Republican governors push Congress to drop EV tax credits for unions
Washington — Nearly a dozen Republican governors from auto-producing states urged congressional leadership on Wednesday to drop tax credits for union-made electric vehicles from Democrats' climate proposal.
The list includes governors of several states that are home to Detroit Three assembly plants, which are unionized by the United Auto Workers. Among them is Gov. Bill Lee of Tennessee, where Ford Motor Co. recently announced it would spend $5.6 billion to build an EV assembly, battery manufacturing and supplier campus.
"We are deeply concerned that Congress is considering legislation that gives union labor a competitive advantage over non-union labor in the electric vehicle market," the governors wrote in the letter led by South Carolina Gov. Henry McMaster. The governors of Alabama, Arizona, Arkansas, Florida, Georgia, Indiana, Mississippi, Oklahoma and Texas also signed the note.
"We cannot support any proposal that creates a discriminatory environment in our states by punishing autoworkers and car companies because the workers in their plants chose not to unionize. This legislation is not about supporting emerging technology but is instead a punitive attempt to side with labor unions at the cost of both American workers and consumers."
The EV tax credit proposal is part of Democrats' social safety net and climate legislation being debated in Washington. Rep. Dan Kildee, D-Flint Township, and Sen. Debbie Stabenow, D-Lansing, spearheaded the legislation, which would eliminate the automaker cap on EV credits and implement up to $12,500 in point-of-sale consumer rebates.
Vehicles built by union workers would qualify for $4,500 worth of credits, and vehicles with batteries made in the U.S. would get an additional $500 consumer credit. Beginning in 2027, vehicles would have to be assembled in the U.S. to qualify for the full $12,500 worth of credits.
The governors all represent "right-to-work" states, which have state-level laws that bar workers from being required to join a union as a condition of employment and which have a lower rate of union membership than non-right-to-work states. Proponents argue the policy contributes to a more competitive economic climate and protects individual freedoms, while opponents argue it undermines collective bargaining and the higher wages and benefits associated with unions.

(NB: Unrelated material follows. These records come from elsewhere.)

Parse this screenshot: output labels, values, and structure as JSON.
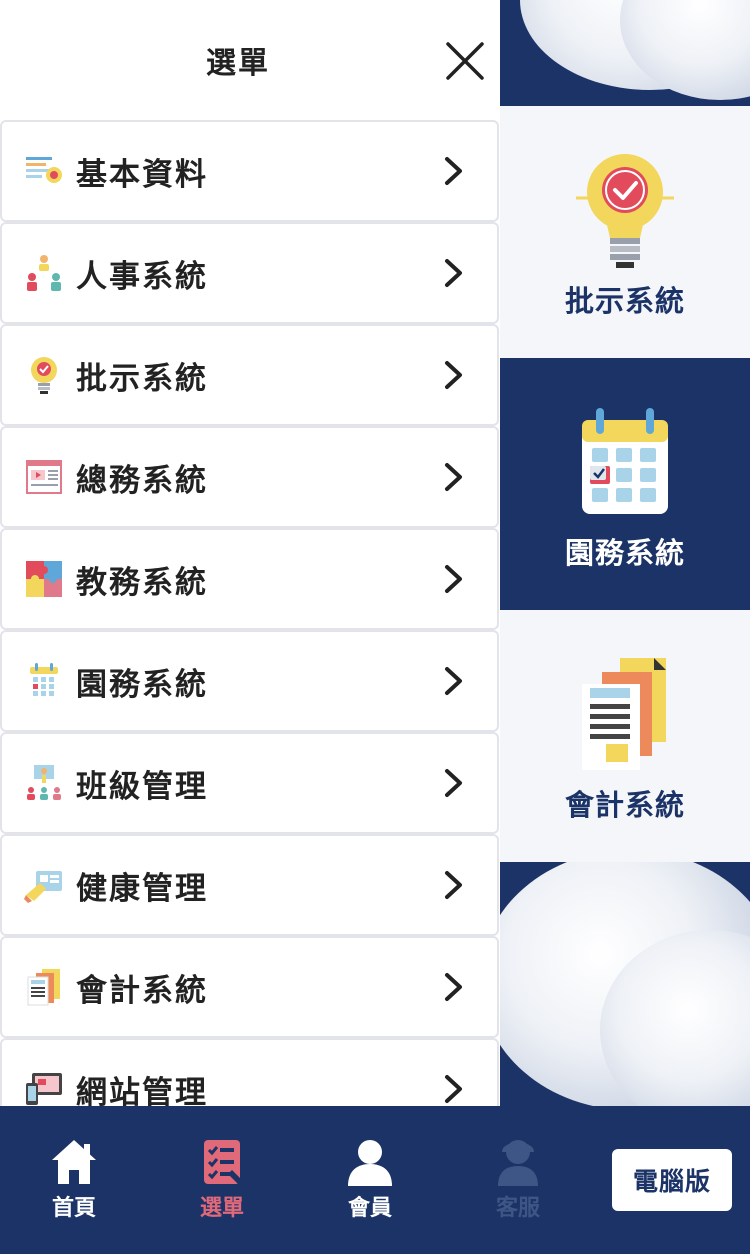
{
  "drawer": {
    "title": "選單",
    "items": [
      {
        "label": "基本資料",
        "icon": "profile-settings-icon"
      },
      {
        "label": "人事系統",
        "icon": "people-org-icon"
      },
      {
        "label": "批示系統",
        "icon": "lightbulb-check-icon"
      },
      {
        "label": "總務系統",
        "icon": "document-video-icon"
      },
      {
        "label": "教務系統",
        "icon": "puzzle-icon"
      },
      {
        "label": "園務系統",
        "icon": "calendar-icon"
      },
      {
        "label": "班級管理",
        "icon": "classroom-icon"
      },
      {
        "label": "健康管理",
        "icon": "health-card-icon"
      },
      {
        "label": "會計系統",
        "icon": "accounting-docs-icon"
      },
      {
        "label": "網站管理",
        "icon": "website-devices-icon"
      }
    ]
  },
  "tiles": [
    {
      "label": "批示系統",
      "icon": "lightbulb-check-icon"
    },
    {
      "label": "園務系統",
      "icon": "calendar-icon"
    },
    {
      "label": "會計系統",
      "icon": "accounting-docs-icon"
    }
  ],
  "bottom_nav": {
    "home": "首頁",
    "menu": "選單",
    "member": "會員",
    "support": "客服",
    "desktop": "電腦版"
  },
  "colors": {
    "navy": "#1b3366",
    "active": "#e0697a",
    "disabled": "#3d5685"
  }
}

New EV investments in right-to-work states by Detroit Three automakers have raised questions among labor advocates about what role the UAW will play in the new operations. The Detroit-based union has struggled to gain a foothold in the South, and its future is predicated on current and would-be members being a key part of the automotive industry's transition to electric vehicles.
Executives at Ford and General Motors Co. have said it is up to workers to determine whether future EV plants in Kentucky, Tennessee and elsewhere will be unionized. Experts have predicted the unionization attempts at Southern plants will face strong political headwinds.
The governors' letter marks the latest pressure point on the proposed credits, which have been one of the most controversial auto-related elements of the legislation to enact President Joe Biden's agenda. Last week, the Canadian government argued against the credits that incentivize buying autos built in the U.S.
Late last month, executives at 12 major foreign automakers — including Honda Motor Co., BMW AG, Hyundai Motor Co., Nissan Motor Corp., Volkswagen AG and Toyota Motor Corp. — signed a letter to House Speaker Nancy Pelosi, D-Calif., urging her to reject the extra credit for union-made EVs, arguing that the proposal would limit consumer choice and get in the way of reaching President Joe Biden's carbon-reduction goals.
Tesla Inc. CEO Elon Musk, who company is the largest U.S.-based EV producer and does not have unionized assembly plants, has also criticized the proposal.
The United Auto Workers, the Detroit Three carmakers and leading environmental organizations such as the League of Conservation Voters, the Environmental Defense Action Fund and the Sierra Club have expressed support for the legislation.
More than 100 Democratic members of Congress, including all of Michigan's Democratic representatives in the House, also signed a letter to House leadership last week urging Pelosi to retain the EV tax credits, arguing it would bolster the domestic supply chain and create good jobs. The group, led by Rep. Thomas Suozzi, D-New York, argued that union workers earn more than their non-union counterparts and are more likely to have paid sick days and health insurance.
Democrats are negotiating the scope of the partisan package, originally slated to direct around $3.5 trillion in spending to enact major changes to the social safety net and climate policy. There's no indication tax credits are on the chopping block as they seek to narrow the proposal, but negotiations remain in flux. Democratic leaders have said they're aiming for the end of the week to announce an agreement.
The fight over the $4,500 credit for union-made EVs comes as the industry grapples with how to protect jobs for auto workers in the transition to electric vehicles. EVs require fewer parts and less maintenance, leading some in the labor movement to fear workers will be left behind as plants stop producing gas- and diesel-powered vehicles.
The UAW has expressed support for the Biden administration and Detroit Three's push to electrification, but have repeatedly said any federal policy that seeks to accelerate the transition should also include protections for workers.